EXERCISE AIM: Your answer must be the records below, repeated exactly, with every picture left out.

(DATASET CONTENT)

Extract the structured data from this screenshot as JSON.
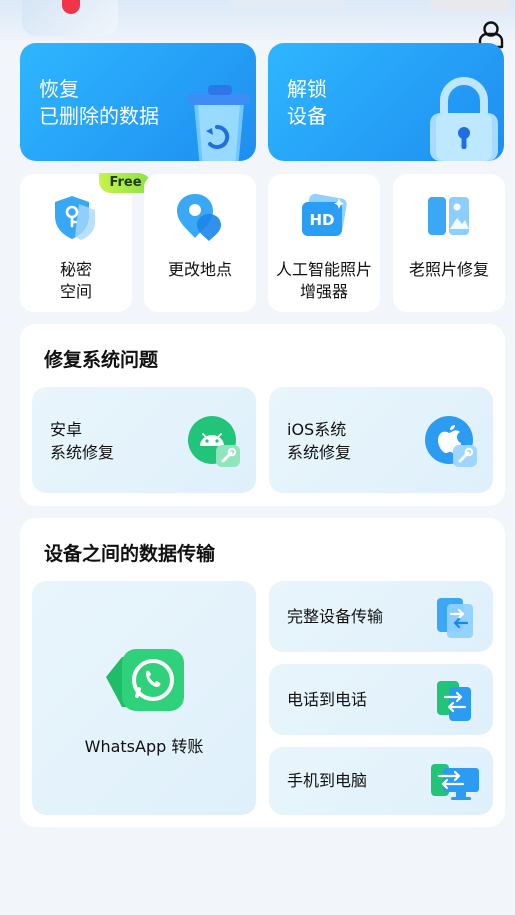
{
  "hero": {
    "recover": {
      "line1": "恢复",
      "line2": "已删除的数据"
    },
    "unlock": {
      "line1": "解锁",
      "line2": "设备"
    }
  },
  "tools": [
    {
      "line1": "秘密",
      "line2": "空间",
      "badge": "Free",
      "icon": "secret-space-icon"
    },
    {
      "line1": "更改地点",
      "line2": "",
      "icon": "location-icon"
    },
    {
      "line1": "人工智能照片",
      "line2": "增强器",
      "icon": "hd-photo-icon"
    },
    {
      "line1": "老照片修复",
      "line2": "",
      "icon": "old-photo-icon"
    }
  ],
  "system_repair": {
    "title": "修复系统问题",
    "android": {
      "line1": "安卓",
      "line2": "系统修复",
      "icon": "android-repair-icon"
    },
    "ios": {
      "line1": "iOS系统",
      "line2": "系统修复",
      "icon": "ios-repair-icon"
    }
  },
  "transfer": {
    "title": "设备之间的数据传输",
    "whatsapp": {
      "label": "WhatsApp 转账",
      "icon": "whatsapp-icon"
    },
    "items": [
      {
        "label": "完整设备传输",
        "icon": "device-transfer-icon"
      },
      {
        "label": "电话到电话",
        "icon": "phone-to-phone-icon"
      },
      {
        "label": "手机到电脑",
        "icon": "phone-to-pc-icon"
      }
    ]
  },
  "colors": {
    "accent": "#1d8ef0",
    "hero_light": "#2fb6ff",
    "green": "#22c47a",
    "badge": "#b5ec4a"
  }
}
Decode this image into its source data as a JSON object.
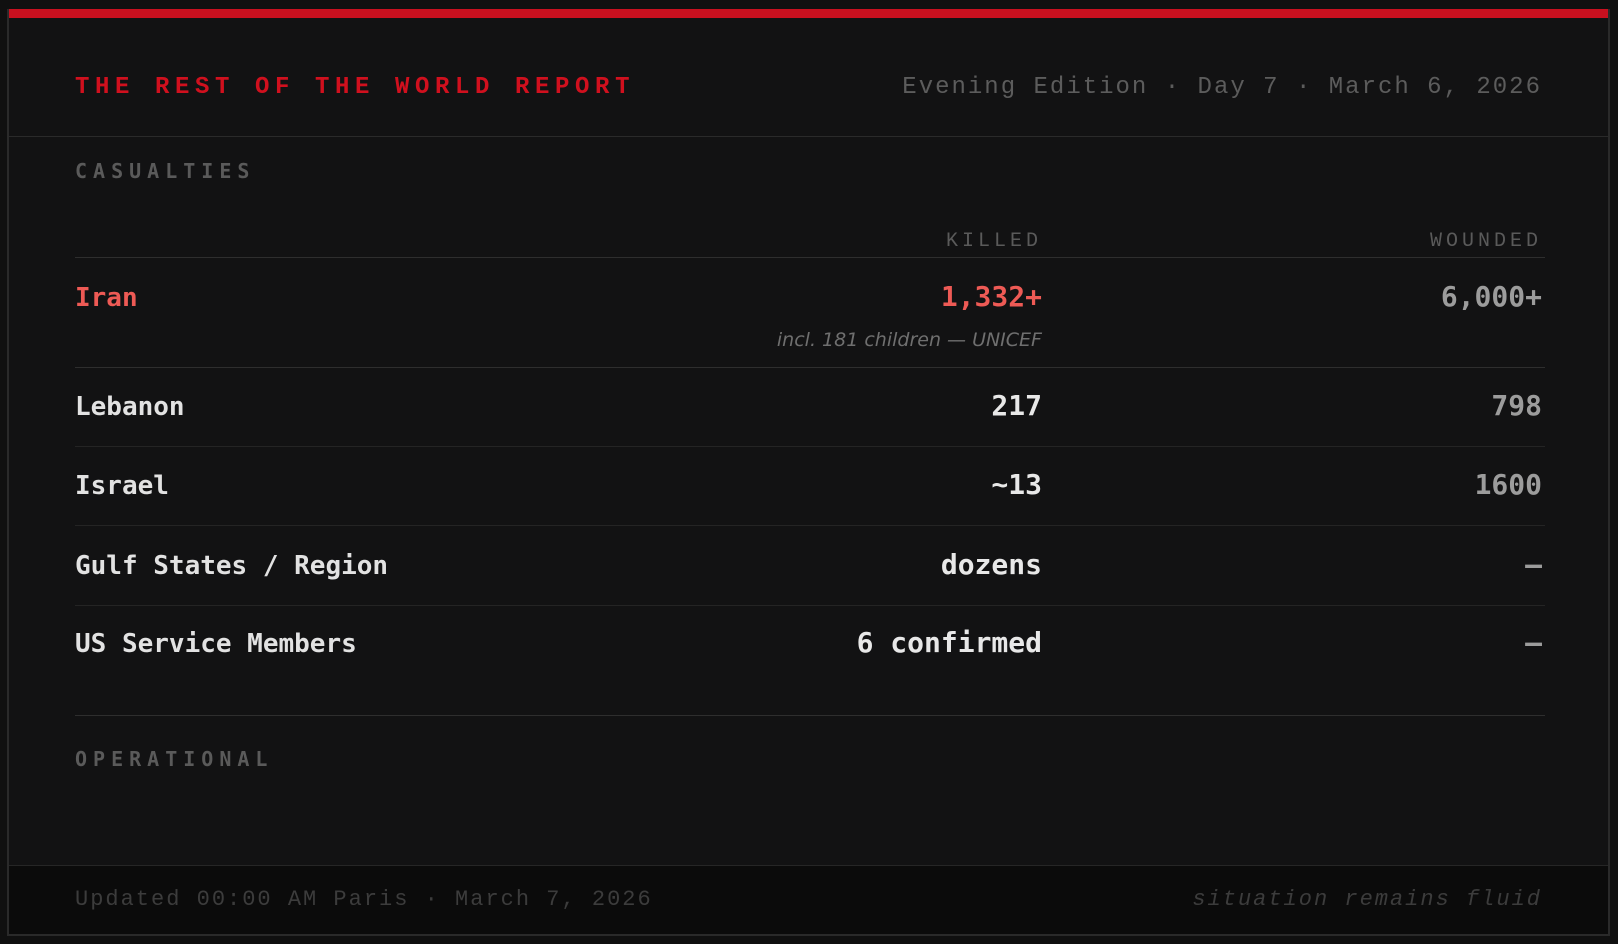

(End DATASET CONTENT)

SOLVED EXERCISE:
Extract the structured data from this screenshot as JSON.
{
  "hero": {
    "recover": {
      "line1": "恢复",
      "line2": "已删除的数据"
    },
    "unlock": {
      "line1": "解锁",
      "line2": "设备"
    }
  },
  "tools": [
    {
      "line1": "秘密",
      "line2": "空间",
      "badge": "Free",
      "icon": "secret-space-icon"
    },
    {
      "line1": "更改地点",
      "line2": "",
      "icon": "location-icon"
    },
    {
      "line1": "人工智能照片",
      "line2": "增强器",
      "icon": "hd-photo-icon"
    },
    {
      "line1": "老照片修复",
      "line2": "",
      "icon": "old-photo-icon"
    }
  ],
  "system_repair": {
    "title": "修复系统问题",
    "android": {
      "line1": "安卓",
      "line2": "系统修复",
      "icon": "android-repair-icon"
    },
    "ios": {
      "line1": "iOS系统",
      "line2": "系统修复",
      "icon": "ios-repair-icon"
    }
  },
  "transfer": {
    "title": "设备之间的数据传输",
    "whatsapp": {
      "label": "WhatsApp 转账",
      "icon": "whatsapp-icon"
    },
    "items": [
      {
        "label": "完整设备传输",
        "icon": "device-transfer-icon"
      },
      {
        "label": "电话到电话",
        "icon": "phone-to-phone-icon"
      },
      {
        "label": "手机到电脑",
        "icon": "phone-to-pc-icon"
      }
    ]
  },
  "colors": {
    "accent": "#1d8ef0",
    "hero_light": "#2fb6ff",
    "green": "#22c47a",
    "badge": "#b5ec4a"
  }
}
Decode this image into its source data as a JSON object.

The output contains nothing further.